The game itself was a huge nostalgia trip for me, having watched the animation many years prior. Starting my first testing play-through, I entered with the expectation of reading a detailed version of the anime. What I got was something deeper, and much more emotionally gripping.
If I were asked “what was the strongest point of Otoboku”, I would firmly answer: the characters. Otoboku is a game that plays into strength of the characterization that defines the various actors within its story. Each route was emotionally gripping, and on more than one occasion I felt a sense of mental investment towards the characters as events unfolded.
Where the characters did shine were the heroines. After finishing all the routes for Otoboku, I found myself divided between the elegant yet playful Shion and the tsun tsun dere dere man hater Takako as my favorite character.

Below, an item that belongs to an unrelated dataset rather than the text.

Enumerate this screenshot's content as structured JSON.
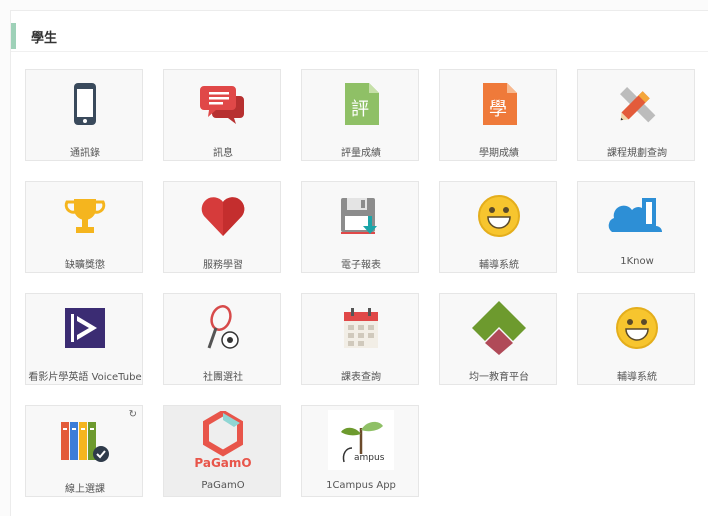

Frankly, I found the main character, Mizuho Miyanokouji, to be the least interesting character of the bunch. While he is the main character with a rather unique situation in life, the fact that he is a male in a girls school is almost forgotten at times. The hidden gender element is one that is not heavily played in the earlier stages of the game, and while they play heavily in the climaxing portions of the story, much of the light hearted scenes and events make reference to Mizuho’s gender only as a segway into sex.

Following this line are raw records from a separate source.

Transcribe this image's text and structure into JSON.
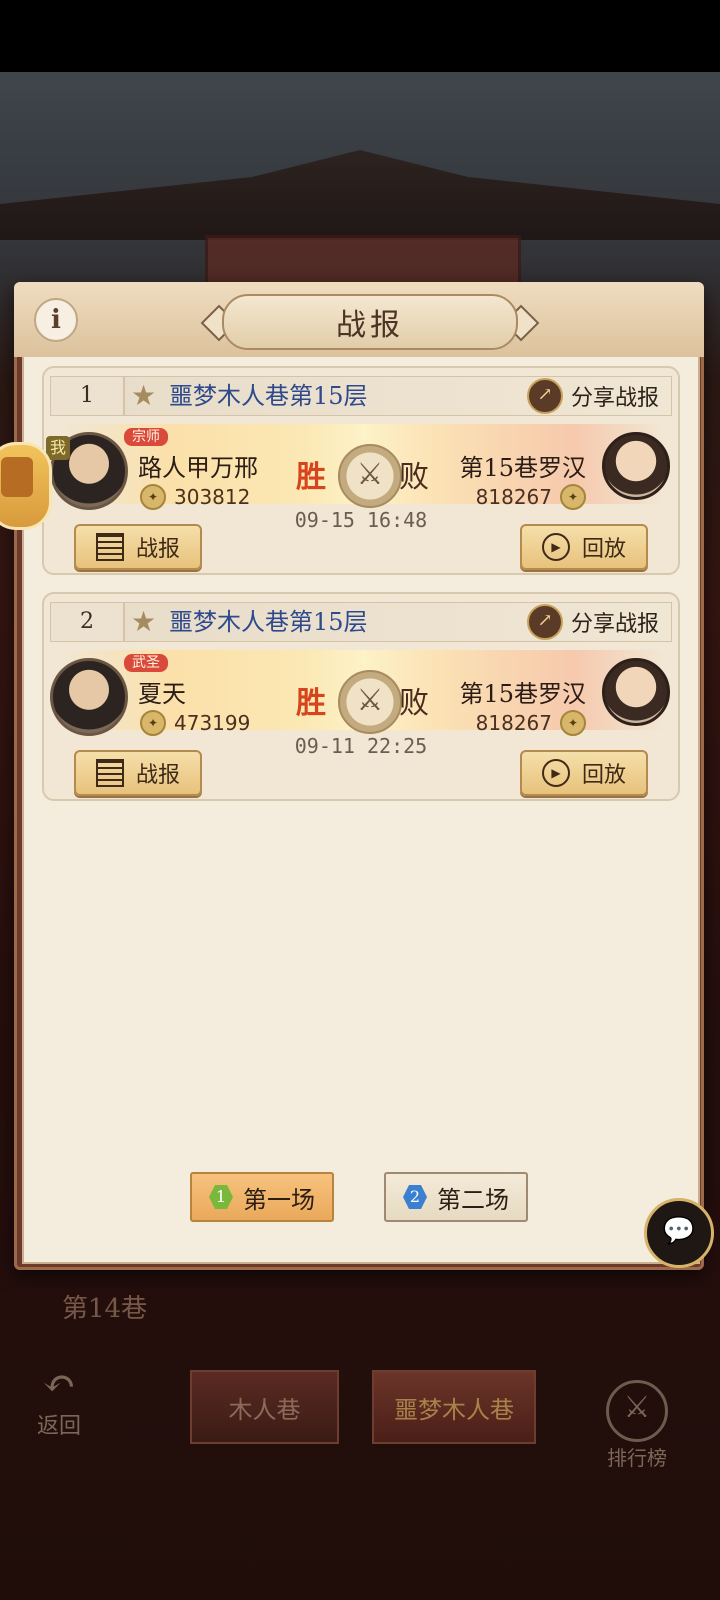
{
  "panel": {
    "title": "战报",
    "info_icon": "i"
  },
  "battles": [
    {
      "index": "1",
      "title": "噩梦木人巷第15层",
      "share_label": "分享战报",
      "player": {
        "me_badge": "我",
        "rank": "宗师",
        "name": "路人甲万邢",
        "power": "303812"
      },
      "win_label": "胜",
      "lose_label": "败",
      "opponent": {
        "name": "第15巷罗汉",
        "power": "818267"
      },
      "time": "09-15 16:48",
      "report_label": "战报",
      "replay_label": "回放"
    },
    {
      "index": "2",
      "title": "噩梦木人巷第15层",
      "share_label": "分享战报",
      "player": {
        "rank": "武圣",
        "name": "夏天",
        "power": "473199"
      },
      "win_label": "胜",
      "lose_label": "败",
      "opponent": {
        "name": "第15巷罗汉",
        "power": "818267"
      },
      "time": "09-11 22:25",
      "report_label": "战报",
      "replay_label": "回放"
    }
  ],
  "match_tabs": [
    {
      "num": "1",
      "label": "第一场",
      "selected": true
    },
    {
      "num": "2",
      "label": "第二场",
      "selected": false
    }
  ],
  "background": {
    "floor_label": "第14巷",
    "tabs": [
      "木人巷",
      "噩梦木人巷"
    ],
    "back_label": "返回",
    "rank_label": "排行榜"
  },
  "colors": {
    "title_blue": "#2f4a8c",
    "win_red": "#d6441d",
    "rank_tag_red": "#d94a3b",
    "tab_one_green": "#79b83d",
    "tab_two_blue": "#3a7fd0"
  }
}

The story flow of Otoboku was something unique to me, as it played out the chapters as “episodes”, each ending with a “next time on Otoboku” preview segment, foreshadowing the following chapter’s events. It gave the first half or so of the game a strong “episodic” feel. While not entirely disjoined, as the events followed the seasons and activities of a Japanese school year, I found this style of storytelling good in giving each character their due time before plot branching went into full swing. True enough, certain story events felt focused on certain characters than others, such as the Christmas ball and dance and its importance to Takako’s route. At the same time, the different paths the routes take once one became locked into a heroine extended very far. Needless to say, the story did not have a cookie cutter feel to it.

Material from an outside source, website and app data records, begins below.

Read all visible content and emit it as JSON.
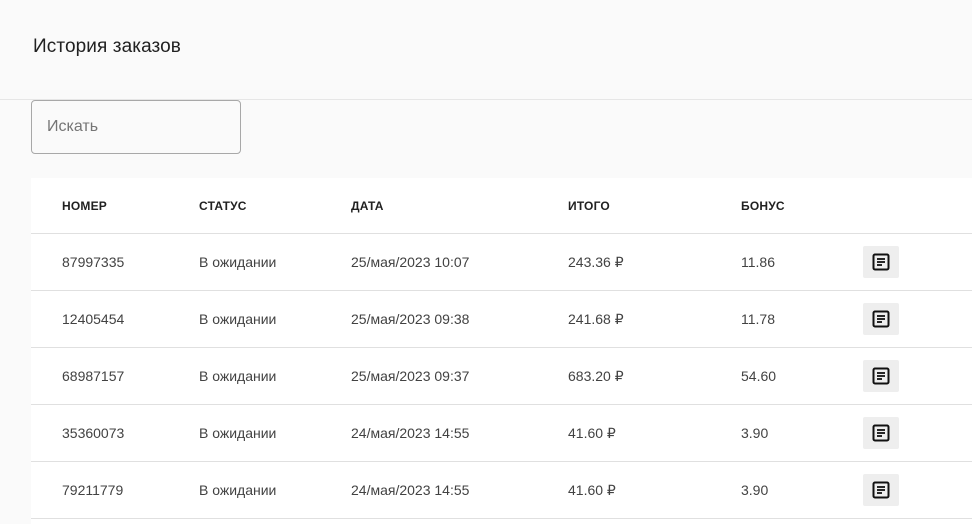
{
  "page": {
    "title": "История заказов"
  },
  "search": {
    "placeholder": "Искать",
    "value": ""
  },
  "table": {
    "headers": {
      "number": "НОМЕР",
      "status": "СТАТУС",
      "date": "ДАТА",
      "total": "ИТОГО",
      "bonus": "БОНУС"
    },
    "rows": [
      {
        "number": "87997335",
        "status": "В ожидании",
        "date": "25/мая/2023 10:07",
        "total": "243.36 ₽",
        "bonus": "11.86",
        "action_icon": "receipt-icon"
      },
      {
        "number": "12405454",
        "status": "В ожидании",
        "date": "25/мая/2023 09:38",
        "total": "241.68 ₽",
        "bonus": "11.78",
        "action_icon": "receipt-icon"
      },
      {
        "number": "68987157",
        "status": "В ожидании",
        "date": "25/мая/2023 09:37",
        "total": "683.20 ₽",
        "bonus": "54.60",
        "action_icon": "receipt-icon"
      },
      {
        "number": "35360073",
        "status": "В ожидании",
        "date": "24/мая/2023 14:55",
        "total": "41.60 ₽",
        "bonus": "3.90",
        "action_icon": "receipt-icon"
      },
      {
        "number": "79211779",
        "status": "В ожидании",
        "date": "24/мая/2023 14:55",
        "total": "41.60 ₽",
        "bonus": "3.90",
        "action_icon": "receipt-icon"
      }
    ]
  },
  "colors": {
    "background": "#fafafa",
    "card": "#ffffff",
    "text": "#212121",
    "border": "#e0e0e0",
    "button_bg": "#eeeeee"
  }
}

The audio to Otoboku complimented the storytelling quite well. With such defined and different characters, the voice cast was great in giving each character a unique “feel”, to which I eventually found myself attached to. The music was standard eroge fare; nothing too remarkable beyond setting the base mood for the scenes. Amusingly, being a story told at a girls school, one of the most commonly reoccurring sound bites was the ever dramatic, “kyaaaaah” squealed out by awestruck girls. Entertaining the first playthrough or so, somewhat annoying near the end of testing.
Speaking of testing, besides the strong characterization, the other quality that strongly lingered in my memories of Otoboku was this: the game is long. Across six routes, I found myself reading Otoboku for several weeks. Would I suggest it to others? If you seek out fantastical and arousing sex scenes, this game is not for you. Not even with the trap element. However, if you like school settings and/or slice of life stories, then yes Otoboku is for you. It is a solid game with a well written story and fleshed out characters that will leave you satisfied and wishing for a sequel. (Which actually does exist.)